"Stardust" (Paramount, 3 stars) There's England, and on the other side of the wall, the magical land of Stormhold. That's where the fallen star has landed. That's where Tristan (Charlie Cox) must go to recover it and prove to the lovely Victoria (Sienna Miller) that his love is true. A most pleasantly pleasing and surprising fairy tale that deserves a place next to "The Princess Bride" on your DVD shelf. Claire Danes, Robert De Niro (Yikes, are you ready for his character?), Michelle Pfeiffer, Rupert Everett, Ricky Gervais, Peter O'Toole - and Ian McKellen as the narrator. What a cast. Pirates, soothsayers, an evil queen - all from a magical tale written by Neil Gaiman.
And the rest: The titillating tales-of-cheerleaders franchise rolls on with "Bring It On: In It to Win It" (Universal); Roman sword-buckler epic "The Last Legion" (Weinstein/Genius); Merry Christmas from Rob Zombie's putrid "Halloween" (Genius); Latino family's quest for honor in "Illegal Tender" (Universal); martial arts star Jet Li is at it again in "Fearless" (Universal).

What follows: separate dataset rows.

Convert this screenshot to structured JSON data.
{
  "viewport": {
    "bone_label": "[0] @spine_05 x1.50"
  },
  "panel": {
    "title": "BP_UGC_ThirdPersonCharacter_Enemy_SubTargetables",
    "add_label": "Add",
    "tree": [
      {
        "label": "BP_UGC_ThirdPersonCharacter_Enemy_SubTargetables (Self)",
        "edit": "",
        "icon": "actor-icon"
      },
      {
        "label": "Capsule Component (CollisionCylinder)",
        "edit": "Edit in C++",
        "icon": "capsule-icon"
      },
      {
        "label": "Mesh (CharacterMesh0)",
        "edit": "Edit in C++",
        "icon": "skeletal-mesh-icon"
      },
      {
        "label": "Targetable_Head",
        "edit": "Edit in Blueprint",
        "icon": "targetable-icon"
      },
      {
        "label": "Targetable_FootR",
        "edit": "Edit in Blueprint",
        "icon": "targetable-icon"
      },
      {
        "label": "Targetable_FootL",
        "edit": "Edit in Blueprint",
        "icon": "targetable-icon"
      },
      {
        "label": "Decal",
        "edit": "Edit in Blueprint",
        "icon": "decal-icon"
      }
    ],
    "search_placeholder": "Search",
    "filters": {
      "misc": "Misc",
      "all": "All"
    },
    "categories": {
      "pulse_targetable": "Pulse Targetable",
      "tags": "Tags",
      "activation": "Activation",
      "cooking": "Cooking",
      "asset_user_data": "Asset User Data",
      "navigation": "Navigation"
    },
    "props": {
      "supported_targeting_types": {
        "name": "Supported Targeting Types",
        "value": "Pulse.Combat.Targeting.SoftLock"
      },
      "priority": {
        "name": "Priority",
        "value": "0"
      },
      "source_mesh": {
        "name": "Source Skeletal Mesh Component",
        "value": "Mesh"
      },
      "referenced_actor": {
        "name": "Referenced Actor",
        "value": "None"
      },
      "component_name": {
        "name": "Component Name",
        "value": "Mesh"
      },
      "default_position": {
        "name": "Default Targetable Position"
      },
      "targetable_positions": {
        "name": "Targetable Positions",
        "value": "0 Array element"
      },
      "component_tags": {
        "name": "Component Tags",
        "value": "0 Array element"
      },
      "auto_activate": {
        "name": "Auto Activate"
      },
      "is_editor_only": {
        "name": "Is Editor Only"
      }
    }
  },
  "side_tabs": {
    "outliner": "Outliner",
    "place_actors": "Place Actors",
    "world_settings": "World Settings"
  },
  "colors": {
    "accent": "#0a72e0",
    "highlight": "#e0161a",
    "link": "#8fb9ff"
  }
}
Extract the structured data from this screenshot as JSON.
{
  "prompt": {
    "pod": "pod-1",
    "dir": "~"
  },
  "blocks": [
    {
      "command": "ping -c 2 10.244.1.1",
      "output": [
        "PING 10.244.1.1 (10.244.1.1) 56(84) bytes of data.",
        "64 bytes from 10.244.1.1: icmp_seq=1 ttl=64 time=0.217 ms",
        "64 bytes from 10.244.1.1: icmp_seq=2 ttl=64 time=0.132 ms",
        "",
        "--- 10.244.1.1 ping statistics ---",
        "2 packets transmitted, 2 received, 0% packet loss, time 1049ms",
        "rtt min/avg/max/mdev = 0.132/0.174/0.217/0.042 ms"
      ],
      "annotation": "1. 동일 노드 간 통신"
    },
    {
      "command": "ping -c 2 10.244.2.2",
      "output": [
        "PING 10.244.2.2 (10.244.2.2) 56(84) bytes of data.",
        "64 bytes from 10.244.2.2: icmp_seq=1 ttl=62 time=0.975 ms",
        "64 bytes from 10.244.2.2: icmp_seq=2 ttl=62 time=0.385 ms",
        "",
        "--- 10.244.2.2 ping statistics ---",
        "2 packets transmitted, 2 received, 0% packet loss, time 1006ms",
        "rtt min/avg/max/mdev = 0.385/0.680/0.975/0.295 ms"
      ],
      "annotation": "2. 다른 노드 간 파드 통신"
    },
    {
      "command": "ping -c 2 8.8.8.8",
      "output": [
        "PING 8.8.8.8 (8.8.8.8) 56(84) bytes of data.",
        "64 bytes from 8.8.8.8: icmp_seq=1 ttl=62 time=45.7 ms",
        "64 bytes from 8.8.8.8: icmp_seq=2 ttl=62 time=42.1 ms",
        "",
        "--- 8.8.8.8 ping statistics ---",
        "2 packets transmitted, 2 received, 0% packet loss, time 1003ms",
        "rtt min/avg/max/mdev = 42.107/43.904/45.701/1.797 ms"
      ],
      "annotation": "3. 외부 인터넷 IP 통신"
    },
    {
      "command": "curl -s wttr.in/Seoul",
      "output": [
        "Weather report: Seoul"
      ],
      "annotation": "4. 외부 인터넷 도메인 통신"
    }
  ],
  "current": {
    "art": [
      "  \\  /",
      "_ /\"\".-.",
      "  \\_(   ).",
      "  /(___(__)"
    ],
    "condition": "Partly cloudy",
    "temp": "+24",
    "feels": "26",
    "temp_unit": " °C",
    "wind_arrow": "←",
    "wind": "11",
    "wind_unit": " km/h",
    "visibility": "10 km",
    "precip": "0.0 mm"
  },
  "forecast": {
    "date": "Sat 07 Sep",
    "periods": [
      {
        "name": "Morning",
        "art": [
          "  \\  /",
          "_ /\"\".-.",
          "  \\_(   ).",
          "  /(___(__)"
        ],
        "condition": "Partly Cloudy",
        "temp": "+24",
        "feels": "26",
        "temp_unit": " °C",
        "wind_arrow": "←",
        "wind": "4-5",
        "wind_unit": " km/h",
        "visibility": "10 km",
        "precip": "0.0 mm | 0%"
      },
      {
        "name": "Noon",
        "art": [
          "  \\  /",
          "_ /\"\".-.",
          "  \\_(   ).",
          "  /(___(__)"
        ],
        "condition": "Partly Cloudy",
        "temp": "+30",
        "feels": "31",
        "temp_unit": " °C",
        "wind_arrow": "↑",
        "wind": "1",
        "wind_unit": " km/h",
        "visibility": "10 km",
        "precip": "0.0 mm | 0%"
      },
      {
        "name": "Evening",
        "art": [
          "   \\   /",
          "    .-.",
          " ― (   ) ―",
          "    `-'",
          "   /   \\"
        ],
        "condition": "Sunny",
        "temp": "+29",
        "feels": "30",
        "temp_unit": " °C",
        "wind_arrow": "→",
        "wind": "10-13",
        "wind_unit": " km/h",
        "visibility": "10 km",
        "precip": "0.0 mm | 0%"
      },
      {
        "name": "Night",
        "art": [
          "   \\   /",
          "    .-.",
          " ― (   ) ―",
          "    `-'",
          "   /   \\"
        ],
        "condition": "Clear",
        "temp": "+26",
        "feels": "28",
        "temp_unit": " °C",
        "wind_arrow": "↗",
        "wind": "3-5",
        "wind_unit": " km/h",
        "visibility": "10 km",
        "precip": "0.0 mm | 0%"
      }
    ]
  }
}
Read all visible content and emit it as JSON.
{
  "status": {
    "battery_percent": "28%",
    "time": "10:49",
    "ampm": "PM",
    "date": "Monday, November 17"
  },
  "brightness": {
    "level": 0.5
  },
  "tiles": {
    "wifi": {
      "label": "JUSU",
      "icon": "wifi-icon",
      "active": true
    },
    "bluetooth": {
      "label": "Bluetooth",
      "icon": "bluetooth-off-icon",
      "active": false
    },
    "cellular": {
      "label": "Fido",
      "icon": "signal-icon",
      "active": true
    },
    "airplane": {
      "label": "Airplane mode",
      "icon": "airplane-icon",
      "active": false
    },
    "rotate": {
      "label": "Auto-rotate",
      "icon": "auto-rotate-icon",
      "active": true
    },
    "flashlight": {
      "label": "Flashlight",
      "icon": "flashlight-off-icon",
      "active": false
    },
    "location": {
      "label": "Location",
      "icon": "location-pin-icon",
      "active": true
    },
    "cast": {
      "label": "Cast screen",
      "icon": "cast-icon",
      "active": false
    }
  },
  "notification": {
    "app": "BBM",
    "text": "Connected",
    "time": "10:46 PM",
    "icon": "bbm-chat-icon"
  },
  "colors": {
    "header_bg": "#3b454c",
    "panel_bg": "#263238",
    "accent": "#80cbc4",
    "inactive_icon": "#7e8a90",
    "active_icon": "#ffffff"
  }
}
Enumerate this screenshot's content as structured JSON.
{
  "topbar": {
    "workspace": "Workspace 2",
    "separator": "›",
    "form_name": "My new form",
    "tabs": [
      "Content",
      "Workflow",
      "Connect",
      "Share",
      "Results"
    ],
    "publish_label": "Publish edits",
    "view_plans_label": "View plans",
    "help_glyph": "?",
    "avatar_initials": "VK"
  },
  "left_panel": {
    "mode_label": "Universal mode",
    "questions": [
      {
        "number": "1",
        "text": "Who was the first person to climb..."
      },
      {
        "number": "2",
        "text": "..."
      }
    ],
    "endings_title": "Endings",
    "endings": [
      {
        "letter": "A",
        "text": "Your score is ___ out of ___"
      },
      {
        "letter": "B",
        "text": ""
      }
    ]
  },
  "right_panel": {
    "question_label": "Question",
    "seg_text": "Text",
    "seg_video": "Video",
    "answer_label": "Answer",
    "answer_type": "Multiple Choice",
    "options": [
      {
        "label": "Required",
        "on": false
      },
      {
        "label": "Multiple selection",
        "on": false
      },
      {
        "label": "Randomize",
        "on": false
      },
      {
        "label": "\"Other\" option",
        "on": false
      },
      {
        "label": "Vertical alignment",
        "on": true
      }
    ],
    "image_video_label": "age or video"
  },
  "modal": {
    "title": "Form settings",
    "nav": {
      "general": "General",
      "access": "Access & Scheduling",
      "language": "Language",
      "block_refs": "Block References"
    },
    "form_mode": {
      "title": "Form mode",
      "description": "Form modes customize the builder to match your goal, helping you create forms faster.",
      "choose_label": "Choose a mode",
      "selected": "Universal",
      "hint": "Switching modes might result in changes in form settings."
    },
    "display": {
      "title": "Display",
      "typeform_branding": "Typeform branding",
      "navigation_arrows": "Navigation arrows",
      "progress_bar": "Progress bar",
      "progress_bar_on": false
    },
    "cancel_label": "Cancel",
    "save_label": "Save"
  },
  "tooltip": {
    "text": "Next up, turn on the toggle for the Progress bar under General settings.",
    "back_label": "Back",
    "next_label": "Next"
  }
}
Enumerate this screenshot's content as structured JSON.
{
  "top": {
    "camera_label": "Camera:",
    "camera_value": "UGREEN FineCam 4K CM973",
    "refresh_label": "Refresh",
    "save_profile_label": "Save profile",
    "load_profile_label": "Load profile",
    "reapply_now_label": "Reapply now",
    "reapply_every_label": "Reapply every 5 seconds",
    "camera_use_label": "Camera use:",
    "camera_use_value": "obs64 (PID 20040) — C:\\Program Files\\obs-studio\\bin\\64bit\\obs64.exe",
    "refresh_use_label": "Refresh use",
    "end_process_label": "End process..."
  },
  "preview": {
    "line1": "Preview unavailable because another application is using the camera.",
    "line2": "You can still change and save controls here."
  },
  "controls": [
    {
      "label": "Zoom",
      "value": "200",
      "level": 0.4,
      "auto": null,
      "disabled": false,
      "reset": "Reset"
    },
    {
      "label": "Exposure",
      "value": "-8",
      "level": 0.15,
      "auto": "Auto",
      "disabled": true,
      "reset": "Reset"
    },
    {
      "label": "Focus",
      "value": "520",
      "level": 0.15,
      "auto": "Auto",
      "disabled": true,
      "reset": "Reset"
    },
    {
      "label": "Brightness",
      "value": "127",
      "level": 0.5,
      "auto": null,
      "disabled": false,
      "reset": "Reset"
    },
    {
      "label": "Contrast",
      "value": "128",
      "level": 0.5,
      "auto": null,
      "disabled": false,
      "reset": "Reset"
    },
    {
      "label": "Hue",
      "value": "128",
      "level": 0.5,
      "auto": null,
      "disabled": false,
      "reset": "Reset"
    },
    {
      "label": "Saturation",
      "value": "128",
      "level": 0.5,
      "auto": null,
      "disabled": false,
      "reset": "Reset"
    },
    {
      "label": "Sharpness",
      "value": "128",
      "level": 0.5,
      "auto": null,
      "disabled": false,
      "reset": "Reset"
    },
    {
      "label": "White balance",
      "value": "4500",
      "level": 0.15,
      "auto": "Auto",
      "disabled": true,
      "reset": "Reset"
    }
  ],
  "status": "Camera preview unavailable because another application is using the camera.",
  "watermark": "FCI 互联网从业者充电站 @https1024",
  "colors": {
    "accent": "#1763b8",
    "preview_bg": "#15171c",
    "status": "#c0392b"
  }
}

IT CAME FROM TV
Serial killers, out this week: Pete, Linc and Julie make their long-awaited DVD debut as Season One, Vol. 1 of "The Mod Squad" unleashes 13 episodes; the kids grow up and graduate in season four of "One Tree Hill."
"The Adventures of Young Indiana Jones: Volume Two" (Paramount) A nine-disc set that takes the adventurer around the world - back when Indy was a boy and then a young man.
"The Bronx is Burning" (ESPN, 5 discs) The summer of 1977 and Reggie Jackson and those amazing New York Yankees got the miniseries treatment on ESPN and is now yours in the, brace yourself: "World Championship Limited Edition." Lots of vintage footage of the real deal included.
FROM THE VAULTS
Mel Gibson's historical drama "Braveheart" (Paramount) is out in a remastered two-disc edition.
For its 25th anniversary Ridley Scott went back into the lab to cut up "Blade Runner: The Final Cut," (Warner Brothers) which you can now get in an aluminum "Deckard Briefcase" with the 1982 original cut, the international cut, the interim 1992 "director's cut," (which omitted the Deckard voice-over and the "happy" ending) and the elusive and radically different "work print" version. For the less arduous collector or fan there are two-disc (Final cut only) and four-disc (all but the "work print") sets.
© Copley News Service